Well, we see young workers more excited about unions than ever before. And that means that the future will have more union support. That’s a positive trend that’s very exciting. We see an increased interest among white-collar workers, we see digital media is organizing, we see workers across the industrial spectrum organizing, that’s a new trend.
We also see the immigrant workers, despite all the pressures against them, what a frightening time it is, that they are organizing. And despite all the shenanigans about misclassification of workers, contract workers have been organizing for decades. And I think that it shows that no matter what employers do, workers still try to organize. So Uber workers and Lyft workers have been going on strike, trying to organize.
Yes, it seems that workers recognize that the playing field is not what it was, but there is, if anything, maybe I’m hopeful, but I do see a revival of worker-organized activity inside and outside of traditional unions, as we understand them.
Yeah.

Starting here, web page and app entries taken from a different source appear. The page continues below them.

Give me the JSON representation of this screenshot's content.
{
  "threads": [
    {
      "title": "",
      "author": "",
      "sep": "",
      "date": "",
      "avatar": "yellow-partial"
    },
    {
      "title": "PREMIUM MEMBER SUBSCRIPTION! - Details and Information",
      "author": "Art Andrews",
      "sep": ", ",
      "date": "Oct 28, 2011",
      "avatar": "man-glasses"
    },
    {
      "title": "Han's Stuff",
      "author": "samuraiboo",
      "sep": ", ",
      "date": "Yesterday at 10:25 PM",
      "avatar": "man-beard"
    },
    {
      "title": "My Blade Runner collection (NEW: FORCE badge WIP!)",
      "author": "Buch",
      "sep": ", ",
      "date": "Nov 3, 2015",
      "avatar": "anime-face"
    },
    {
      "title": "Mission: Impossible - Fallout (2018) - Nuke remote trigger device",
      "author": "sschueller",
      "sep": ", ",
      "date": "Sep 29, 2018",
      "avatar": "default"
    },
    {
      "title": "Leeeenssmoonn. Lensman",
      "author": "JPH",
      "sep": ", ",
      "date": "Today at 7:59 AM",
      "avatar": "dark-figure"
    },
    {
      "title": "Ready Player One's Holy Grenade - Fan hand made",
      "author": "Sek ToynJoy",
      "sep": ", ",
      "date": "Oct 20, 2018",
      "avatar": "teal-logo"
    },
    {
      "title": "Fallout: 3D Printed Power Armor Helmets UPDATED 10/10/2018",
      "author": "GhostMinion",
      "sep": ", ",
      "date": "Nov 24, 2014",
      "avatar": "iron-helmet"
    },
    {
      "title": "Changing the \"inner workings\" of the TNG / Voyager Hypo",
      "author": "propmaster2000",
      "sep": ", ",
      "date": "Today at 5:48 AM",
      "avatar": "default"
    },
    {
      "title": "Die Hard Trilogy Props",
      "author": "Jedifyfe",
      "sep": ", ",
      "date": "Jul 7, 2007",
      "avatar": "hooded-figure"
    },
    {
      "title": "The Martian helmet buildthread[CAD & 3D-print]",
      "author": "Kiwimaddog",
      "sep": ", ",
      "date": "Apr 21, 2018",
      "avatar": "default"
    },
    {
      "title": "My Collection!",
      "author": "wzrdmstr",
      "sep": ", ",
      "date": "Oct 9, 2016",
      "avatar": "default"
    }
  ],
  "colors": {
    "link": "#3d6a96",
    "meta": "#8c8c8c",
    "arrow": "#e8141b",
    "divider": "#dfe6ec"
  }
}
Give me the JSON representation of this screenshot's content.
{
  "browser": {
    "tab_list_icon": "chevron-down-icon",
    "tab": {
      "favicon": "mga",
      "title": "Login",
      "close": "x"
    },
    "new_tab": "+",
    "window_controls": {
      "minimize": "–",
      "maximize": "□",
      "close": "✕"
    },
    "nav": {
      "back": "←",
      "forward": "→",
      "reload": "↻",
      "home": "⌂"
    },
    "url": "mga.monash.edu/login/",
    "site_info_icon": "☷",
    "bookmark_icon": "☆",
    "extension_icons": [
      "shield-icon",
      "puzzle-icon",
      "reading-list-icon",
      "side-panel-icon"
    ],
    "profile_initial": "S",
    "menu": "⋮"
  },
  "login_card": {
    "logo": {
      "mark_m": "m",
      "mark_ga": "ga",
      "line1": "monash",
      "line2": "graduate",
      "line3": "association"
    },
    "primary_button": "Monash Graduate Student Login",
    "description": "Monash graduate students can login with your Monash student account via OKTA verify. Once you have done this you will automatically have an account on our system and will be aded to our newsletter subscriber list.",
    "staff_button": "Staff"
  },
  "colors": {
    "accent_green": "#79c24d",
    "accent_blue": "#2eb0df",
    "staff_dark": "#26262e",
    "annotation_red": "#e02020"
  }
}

And there’s been a groundswell of organizing among low-wage workers, high-tech workers, and much of it is led by women of color.
We’ve been speaking with Kate Bronfenbrenner. She’s director of labor education research and a senior lecturer at Cornell University’s School of Industrial and Labor Relations. Thank you so much, Kate Bronfenbrenner, for joining us this week on CounterSpin.